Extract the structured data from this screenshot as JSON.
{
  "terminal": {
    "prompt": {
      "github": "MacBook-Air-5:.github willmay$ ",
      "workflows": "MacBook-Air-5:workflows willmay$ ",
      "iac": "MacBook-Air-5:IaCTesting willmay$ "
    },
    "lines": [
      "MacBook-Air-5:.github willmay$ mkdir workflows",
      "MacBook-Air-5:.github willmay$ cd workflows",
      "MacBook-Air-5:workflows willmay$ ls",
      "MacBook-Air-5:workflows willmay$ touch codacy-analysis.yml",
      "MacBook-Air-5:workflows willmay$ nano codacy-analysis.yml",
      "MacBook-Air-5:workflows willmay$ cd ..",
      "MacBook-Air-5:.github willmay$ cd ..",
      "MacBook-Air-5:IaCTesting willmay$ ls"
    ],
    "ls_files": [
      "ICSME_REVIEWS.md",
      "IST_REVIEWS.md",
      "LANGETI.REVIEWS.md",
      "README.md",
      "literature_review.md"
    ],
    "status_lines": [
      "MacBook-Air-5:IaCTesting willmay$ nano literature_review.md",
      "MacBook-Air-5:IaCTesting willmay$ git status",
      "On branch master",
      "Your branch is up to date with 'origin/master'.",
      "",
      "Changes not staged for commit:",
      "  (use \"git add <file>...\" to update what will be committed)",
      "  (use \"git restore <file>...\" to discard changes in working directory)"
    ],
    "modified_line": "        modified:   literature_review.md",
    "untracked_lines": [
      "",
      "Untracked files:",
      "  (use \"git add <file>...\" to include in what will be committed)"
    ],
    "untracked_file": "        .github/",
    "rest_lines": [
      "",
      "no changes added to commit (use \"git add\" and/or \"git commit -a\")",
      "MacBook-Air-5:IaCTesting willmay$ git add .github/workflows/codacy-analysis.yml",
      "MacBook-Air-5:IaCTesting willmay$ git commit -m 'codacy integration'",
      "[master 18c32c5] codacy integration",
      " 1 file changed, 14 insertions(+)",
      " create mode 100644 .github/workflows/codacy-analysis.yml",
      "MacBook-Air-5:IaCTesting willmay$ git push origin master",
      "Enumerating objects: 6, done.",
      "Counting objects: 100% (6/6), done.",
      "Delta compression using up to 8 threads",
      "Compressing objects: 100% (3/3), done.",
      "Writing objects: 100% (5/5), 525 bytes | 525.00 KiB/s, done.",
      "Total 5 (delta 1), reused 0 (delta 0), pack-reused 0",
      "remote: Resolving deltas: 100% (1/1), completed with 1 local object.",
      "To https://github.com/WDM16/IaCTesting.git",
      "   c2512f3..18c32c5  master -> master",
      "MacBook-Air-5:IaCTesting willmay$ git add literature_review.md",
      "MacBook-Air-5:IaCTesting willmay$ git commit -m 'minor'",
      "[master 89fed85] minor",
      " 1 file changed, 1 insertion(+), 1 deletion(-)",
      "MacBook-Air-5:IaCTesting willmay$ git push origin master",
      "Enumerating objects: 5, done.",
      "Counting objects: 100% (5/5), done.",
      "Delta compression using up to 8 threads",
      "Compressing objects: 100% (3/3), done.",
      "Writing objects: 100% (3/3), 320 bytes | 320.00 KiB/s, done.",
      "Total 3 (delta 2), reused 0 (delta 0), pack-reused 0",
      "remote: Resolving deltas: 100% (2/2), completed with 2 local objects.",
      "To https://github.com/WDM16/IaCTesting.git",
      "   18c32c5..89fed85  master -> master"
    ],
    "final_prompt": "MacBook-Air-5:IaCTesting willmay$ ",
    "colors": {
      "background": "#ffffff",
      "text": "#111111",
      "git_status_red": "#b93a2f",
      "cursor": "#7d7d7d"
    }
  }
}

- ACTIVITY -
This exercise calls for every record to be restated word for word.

- ANSWER FOR THIS EXERCISE -
Extract the structured data from this screenshot as JSON.
{
  "terminal": {
    "prompt": {
      "github": "MacBook-Air-5:.github willmay$ ",
      "workflows": "MacBook-Air-5:workflows willmay$ ",
      "iac": "MacBook-Air-5:IaCTesting willmay$ "
    },
    "lines": [
      "MacBook-Air-5:.github willmay$ mkdir workflows",
      "MacBook-Air-5:.github willmay$ cd workflows",
      "MacBook-Air-5:workflows willmay$ ls",
      "MacBook-Air-5:workflows willmay$ touch codacy-analysis.yml",
      "MacBook-Air-5:workflows willmay$ nano codacy-analysis.yml",
      "MacBook-Air-5:workflows willmay$ cd ..",
      "MacBook-Air-5:.github willmay$ cd ..",
      "MacBook-Air-5:IaCTesting willmay$ ls"
    ],
    "ls_files": [
      "ICSME_REVIEWS.md",
      "IST_REVIEWS.md",
      "LANGETI.REVIEWS.md",
      "README.md",
      "literature_review.md"
    ],
    "status_lines": [
      "MacBook-Air-5:IaCTesting willmay$ nano literature_review.md",
      "MacBook-Air-5:IaCTesting willmay$ git status",
      "On branch master",
      "Your branch is up to date with 'origin/master'.",
      "",
      "Changes not staged for commit:",
      "  (use \"git add <file>...\" to update what will be committed)",
      "  (use \"git restore <file>...\" to discard changes in working directory)"
    ],
    "modified_line": "        modified:   literature_review.md",
    "untracked_lines": [
      "",
      "Untracked files:",
      "  (use \"git add <file>...\" to include in what will be committed)"
    ],
    "untracked_file": "        .github/",
    "rest_lines": [
      "",
      "no changes added to commit (use \"git add\" and/or \"git commit -a\")",
      "MacBook-Air-5:IaCTesting willmay$ git add .github/workflows/codacy-analysis.yml",
      "MacBook-Air-5:IaCTesting willmay$ git commit -m 'codacy integration'",
      "[master 18c32c5] codacy integration",
      " 1 file changed, 14 insertions(+)",
      " create mode 100644 .github/workflows/codacy-analysis.yml",
      "MacBook-Air-5:IaCTesting willmay$ git push origin master",
      "Enumerating objects: 6, done.",
      "Counting objects: 100% (6/6), done.",
      "Delta compression using up to 8 threads",
      "Compressing objects: 100% (3/3), done.",
      "Writing objects: 100% (5/5), 525 bytes | 525.00 KiB/s, done.",
      "Total 5 (delta 1), reused 0 (delta 0), pack-reused 0",
      "remote: Resolving deltas: 100% (1/1), completed with 1 local object.",
      "To https://github.com/WDM16/IaCTesting.git",
      "   c2512f3..18c32c5  master -> master",
      "MacBook-Air-5:IaCTesting willmay$ git add literature_review.md",
      "MacBook-Air-5:IaCTesting willmay$ git commit -m 'minor'",
      "[master 89fed85] minor",
      " 1 file changed, 1 insertion(+), 1 deletion(-)",
      "MacBook-Air-5:IaCTesting willmay$ git push origin master",
      "Enumerating objects: 5, done.",
      "Counting objects: 100% (5/5), done.",
      "Delta compression using up to 8 threads",
      "Compressing objects: 100% (3/3), done.",
      "Writing objects: 100% (3/3), 320 bytes | 320.00 KiB/s, done.",
      "Total 3 (delta 2), reused 0 (delta 0), pack-reused 0",
      "remote: Resolving deltas: 100% (2/2), completed with 2 local objects.",
      "To https://github.com/WDM16/IaCTesting.git",
      "   18c32c5..89fed85  master -> master"
    ],
    "final_prompt": "MacBook-Air-5:IaCTesting willmay$ ",
    "colors": {
      "background": "#ffffff",
      "text": "#111111",
      "git_status_red": "#b93a2f",
      "cursor": "#7d7d7d"
    }
  }
}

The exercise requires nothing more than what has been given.